As the introduction to this small book notes, the Westminster Larger Catechism is “the buried treasure of global presbyterianism,” full of wealth, but often unsought. Lord willing, this new edition represents another step towards putting this treasure back into the hands of God’s people as a useful tool for understanding and profiting from biblical doctrine. For those who are unfamiliar with the origins and context of the Larger Catechism, the introduction provides a winsome, albeit brief presentation of these matters. This, however, is not primarily a historical edition insomuch as the publisher seems to have rather aimed to produce a handsome volume intended for more frequent use and sized for large pockets.
From first acquaintance, the reader will notice that this is no mass-market paperback. From the simple decorative edging of the clothbound hardcover to the font ligatures in the main text, this edition has a tasteful aesthetic without overdoing it. A single yellow ribbon marker brings the understanding that this book is still intended for a good bit of use, however.

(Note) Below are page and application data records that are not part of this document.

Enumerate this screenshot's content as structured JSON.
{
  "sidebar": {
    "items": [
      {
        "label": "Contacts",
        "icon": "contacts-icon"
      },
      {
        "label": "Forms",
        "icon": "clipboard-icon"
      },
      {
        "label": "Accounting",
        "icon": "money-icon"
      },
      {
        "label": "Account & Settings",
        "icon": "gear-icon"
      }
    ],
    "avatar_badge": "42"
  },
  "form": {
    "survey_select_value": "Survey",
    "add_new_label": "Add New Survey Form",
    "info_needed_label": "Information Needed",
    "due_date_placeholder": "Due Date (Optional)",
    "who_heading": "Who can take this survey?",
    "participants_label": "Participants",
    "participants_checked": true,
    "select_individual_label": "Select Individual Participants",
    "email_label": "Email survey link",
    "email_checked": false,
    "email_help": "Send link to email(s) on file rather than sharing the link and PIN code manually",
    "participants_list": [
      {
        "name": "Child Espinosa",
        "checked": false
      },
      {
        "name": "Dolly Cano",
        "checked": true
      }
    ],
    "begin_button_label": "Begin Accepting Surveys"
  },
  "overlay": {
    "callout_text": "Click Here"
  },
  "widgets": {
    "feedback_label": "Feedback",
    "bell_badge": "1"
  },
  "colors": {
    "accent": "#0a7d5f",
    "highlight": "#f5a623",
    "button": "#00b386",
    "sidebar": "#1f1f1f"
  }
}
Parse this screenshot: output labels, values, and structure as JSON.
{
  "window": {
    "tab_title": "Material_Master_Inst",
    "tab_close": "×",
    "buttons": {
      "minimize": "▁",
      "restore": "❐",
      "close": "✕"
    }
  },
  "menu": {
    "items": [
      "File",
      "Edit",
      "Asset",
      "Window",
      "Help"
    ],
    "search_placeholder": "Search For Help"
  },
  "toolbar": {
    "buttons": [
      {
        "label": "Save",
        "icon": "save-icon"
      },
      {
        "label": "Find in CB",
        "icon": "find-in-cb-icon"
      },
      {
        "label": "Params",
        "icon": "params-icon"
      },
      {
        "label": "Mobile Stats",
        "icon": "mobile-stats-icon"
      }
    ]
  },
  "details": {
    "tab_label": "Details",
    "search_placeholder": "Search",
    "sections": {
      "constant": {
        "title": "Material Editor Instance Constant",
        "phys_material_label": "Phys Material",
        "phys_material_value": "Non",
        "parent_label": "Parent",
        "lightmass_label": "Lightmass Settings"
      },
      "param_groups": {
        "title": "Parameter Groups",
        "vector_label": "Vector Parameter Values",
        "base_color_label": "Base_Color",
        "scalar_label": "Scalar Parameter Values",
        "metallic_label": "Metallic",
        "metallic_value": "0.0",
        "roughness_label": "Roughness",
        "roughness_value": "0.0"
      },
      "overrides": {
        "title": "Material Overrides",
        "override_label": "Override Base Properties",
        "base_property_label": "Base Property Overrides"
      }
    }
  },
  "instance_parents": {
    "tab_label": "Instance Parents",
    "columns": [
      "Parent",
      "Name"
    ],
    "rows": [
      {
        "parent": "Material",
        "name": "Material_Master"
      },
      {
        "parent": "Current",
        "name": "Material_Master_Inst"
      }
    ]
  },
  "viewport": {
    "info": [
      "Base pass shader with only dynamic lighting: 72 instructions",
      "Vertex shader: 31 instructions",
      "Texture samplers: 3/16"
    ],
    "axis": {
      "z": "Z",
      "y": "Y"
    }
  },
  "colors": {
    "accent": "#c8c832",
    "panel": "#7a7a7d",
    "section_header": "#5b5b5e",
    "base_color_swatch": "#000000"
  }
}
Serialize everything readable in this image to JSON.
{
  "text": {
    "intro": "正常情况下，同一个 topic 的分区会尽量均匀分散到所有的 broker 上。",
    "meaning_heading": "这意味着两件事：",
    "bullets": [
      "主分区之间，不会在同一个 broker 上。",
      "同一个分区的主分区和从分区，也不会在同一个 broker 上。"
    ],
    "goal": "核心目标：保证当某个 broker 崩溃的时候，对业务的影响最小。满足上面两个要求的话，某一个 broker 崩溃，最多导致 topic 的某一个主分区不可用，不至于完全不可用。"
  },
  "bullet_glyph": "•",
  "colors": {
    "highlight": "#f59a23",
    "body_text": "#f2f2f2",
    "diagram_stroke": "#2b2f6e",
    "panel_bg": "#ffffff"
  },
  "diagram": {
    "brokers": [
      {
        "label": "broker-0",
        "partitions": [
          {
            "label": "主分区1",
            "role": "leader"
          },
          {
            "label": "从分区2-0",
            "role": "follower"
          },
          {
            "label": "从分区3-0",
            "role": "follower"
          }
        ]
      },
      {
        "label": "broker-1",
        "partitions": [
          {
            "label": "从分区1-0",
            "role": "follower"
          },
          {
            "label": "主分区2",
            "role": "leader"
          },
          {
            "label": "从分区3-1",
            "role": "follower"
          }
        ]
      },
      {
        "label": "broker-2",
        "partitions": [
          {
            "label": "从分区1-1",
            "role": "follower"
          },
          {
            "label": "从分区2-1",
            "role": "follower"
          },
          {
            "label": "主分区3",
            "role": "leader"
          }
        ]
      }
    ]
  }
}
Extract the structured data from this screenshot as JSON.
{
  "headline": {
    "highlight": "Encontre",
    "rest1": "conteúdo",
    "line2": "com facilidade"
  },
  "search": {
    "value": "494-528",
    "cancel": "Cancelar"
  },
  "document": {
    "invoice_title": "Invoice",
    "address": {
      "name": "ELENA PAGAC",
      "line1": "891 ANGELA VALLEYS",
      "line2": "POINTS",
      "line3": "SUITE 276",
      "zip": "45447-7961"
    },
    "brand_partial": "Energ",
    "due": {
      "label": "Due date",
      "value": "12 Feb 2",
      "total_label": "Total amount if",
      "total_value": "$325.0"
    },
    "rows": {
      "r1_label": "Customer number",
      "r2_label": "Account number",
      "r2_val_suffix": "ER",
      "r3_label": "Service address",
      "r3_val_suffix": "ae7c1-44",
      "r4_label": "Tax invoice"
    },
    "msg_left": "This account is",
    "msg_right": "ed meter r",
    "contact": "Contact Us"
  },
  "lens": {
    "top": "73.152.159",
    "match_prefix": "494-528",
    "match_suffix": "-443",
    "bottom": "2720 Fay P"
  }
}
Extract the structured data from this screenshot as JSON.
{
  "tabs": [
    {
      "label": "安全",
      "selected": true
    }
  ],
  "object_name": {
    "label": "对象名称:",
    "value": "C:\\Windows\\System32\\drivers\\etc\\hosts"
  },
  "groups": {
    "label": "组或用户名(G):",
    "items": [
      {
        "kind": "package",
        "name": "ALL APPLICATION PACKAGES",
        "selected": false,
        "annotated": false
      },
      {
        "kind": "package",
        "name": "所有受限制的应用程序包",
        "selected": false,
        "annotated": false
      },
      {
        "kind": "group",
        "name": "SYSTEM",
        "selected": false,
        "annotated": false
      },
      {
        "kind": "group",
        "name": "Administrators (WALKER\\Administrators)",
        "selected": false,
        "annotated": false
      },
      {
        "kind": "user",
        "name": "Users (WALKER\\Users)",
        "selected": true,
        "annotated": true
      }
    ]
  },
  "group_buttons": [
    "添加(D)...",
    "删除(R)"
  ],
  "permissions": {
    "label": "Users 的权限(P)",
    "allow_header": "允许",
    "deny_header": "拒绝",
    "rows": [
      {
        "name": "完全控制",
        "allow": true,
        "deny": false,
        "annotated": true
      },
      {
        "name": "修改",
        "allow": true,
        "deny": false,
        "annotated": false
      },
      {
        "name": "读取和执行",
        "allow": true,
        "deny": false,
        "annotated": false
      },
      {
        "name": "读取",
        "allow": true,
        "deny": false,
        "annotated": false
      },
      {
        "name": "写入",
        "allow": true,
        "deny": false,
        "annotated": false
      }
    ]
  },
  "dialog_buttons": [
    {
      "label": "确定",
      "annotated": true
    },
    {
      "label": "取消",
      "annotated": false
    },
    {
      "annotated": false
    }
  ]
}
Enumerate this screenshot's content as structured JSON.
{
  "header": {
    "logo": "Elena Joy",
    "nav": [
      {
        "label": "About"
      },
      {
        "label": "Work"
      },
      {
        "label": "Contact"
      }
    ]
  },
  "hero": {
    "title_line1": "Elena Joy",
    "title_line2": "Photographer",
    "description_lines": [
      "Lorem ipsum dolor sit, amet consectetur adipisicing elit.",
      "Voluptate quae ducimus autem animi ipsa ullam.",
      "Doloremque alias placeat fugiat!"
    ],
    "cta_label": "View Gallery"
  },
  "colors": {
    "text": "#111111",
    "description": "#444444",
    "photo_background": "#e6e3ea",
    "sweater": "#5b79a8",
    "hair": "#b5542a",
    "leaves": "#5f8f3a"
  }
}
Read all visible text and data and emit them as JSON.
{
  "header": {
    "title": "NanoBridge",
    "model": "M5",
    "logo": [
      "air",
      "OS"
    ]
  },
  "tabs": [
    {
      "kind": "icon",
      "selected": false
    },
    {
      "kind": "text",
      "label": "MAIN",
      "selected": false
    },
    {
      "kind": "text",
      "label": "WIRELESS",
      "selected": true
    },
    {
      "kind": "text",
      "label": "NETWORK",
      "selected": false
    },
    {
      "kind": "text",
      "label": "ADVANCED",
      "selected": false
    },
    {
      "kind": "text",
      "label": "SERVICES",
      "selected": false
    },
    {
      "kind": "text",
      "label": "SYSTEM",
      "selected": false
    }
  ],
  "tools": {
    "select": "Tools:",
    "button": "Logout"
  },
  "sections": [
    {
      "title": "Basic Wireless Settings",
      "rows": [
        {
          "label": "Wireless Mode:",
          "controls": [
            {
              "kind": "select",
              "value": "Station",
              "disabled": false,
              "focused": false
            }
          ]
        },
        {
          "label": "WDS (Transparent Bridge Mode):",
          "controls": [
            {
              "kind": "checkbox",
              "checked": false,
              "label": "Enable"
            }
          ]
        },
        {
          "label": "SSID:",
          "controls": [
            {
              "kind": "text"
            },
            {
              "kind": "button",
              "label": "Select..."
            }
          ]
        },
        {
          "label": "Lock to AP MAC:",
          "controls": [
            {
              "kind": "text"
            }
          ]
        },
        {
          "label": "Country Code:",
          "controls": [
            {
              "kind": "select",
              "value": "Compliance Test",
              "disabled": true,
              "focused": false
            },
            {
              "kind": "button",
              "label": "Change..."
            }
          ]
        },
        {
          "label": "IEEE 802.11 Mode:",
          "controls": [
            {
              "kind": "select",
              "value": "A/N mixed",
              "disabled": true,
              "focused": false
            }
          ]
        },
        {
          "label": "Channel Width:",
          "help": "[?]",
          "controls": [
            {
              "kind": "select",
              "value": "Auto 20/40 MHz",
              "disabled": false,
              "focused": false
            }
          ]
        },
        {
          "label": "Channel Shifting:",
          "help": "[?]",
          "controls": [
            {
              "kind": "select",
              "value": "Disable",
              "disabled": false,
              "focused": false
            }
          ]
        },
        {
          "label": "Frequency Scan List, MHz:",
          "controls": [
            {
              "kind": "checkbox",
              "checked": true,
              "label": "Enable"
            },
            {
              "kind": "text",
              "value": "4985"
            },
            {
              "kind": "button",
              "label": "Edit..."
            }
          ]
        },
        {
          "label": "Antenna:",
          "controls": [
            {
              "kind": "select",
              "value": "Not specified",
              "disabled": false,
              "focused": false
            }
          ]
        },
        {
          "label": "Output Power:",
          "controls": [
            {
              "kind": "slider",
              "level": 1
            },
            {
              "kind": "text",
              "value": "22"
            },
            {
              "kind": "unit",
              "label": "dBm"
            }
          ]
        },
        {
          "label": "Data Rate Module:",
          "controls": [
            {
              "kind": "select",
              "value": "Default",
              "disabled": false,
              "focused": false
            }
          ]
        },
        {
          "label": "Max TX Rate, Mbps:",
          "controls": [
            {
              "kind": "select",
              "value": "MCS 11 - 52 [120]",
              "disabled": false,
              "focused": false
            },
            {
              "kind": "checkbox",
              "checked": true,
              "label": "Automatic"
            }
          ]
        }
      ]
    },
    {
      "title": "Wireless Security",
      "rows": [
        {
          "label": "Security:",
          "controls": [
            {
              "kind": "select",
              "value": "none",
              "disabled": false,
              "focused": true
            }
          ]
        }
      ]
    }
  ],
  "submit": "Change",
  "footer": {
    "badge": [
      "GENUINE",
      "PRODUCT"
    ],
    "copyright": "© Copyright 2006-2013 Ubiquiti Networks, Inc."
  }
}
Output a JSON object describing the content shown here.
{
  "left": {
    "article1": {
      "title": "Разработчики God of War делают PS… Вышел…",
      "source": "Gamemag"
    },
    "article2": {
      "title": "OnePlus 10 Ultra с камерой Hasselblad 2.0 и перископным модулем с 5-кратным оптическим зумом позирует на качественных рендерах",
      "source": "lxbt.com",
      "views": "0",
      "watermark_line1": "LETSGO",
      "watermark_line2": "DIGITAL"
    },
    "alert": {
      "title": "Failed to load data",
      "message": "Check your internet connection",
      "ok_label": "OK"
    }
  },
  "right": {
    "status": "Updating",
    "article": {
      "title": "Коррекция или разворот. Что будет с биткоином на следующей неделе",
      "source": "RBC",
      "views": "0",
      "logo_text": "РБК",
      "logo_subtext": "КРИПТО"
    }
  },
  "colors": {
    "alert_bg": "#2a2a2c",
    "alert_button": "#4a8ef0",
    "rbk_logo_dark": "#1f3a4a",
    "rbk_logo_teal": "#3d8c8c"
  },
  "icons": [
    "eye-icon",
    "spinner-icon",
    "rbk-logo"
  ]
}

One could conceivably see this format employed in a variety of ways. If someone wanted to apply themselves to memorize the Larger Catechism, here is a copy that fits in the larger back pockets of your jeans. The text is more than legibly large for ease of reading. The ribbon also makes this to be the type of thing which you could leave lying by a bedside or on a coffee table for daily readings. It’s nice enough to be suitable as a gift edition, perhaps for new communicants, but also not so overly expensive and luxurious that you would feel bad scuffing one up with daily and frequent use.
The reader should clearly understand that this is not a critical edition, nor one replete with additional aids. What you get is the simple text of each question and answer with the Scripture prooftext references printed at the bottom of the page. A Bible will be necessary to actually read the texts, which is of course highly recommended. Students of the Assembly will no doubt find the editions of John Bower (Reformation Heritage) and Chris Coldwell (Westminster Letter Press) to be more geared for the details of scholarship. Seminarians and ministers may find the Free Presbyterian edition of the Standards to be of greater utility in many study situations due to the printing of the text of the Scripture references alongside the Catechism. This volume, however, will readily find its place on all their shelves, as it will hopefully also make its way to many an ordinary church member’s pocket. May Christ richly bless the rediscovery of this rich heritage for his Bride’s good today.
(A review copy of this book was provided by the publisher)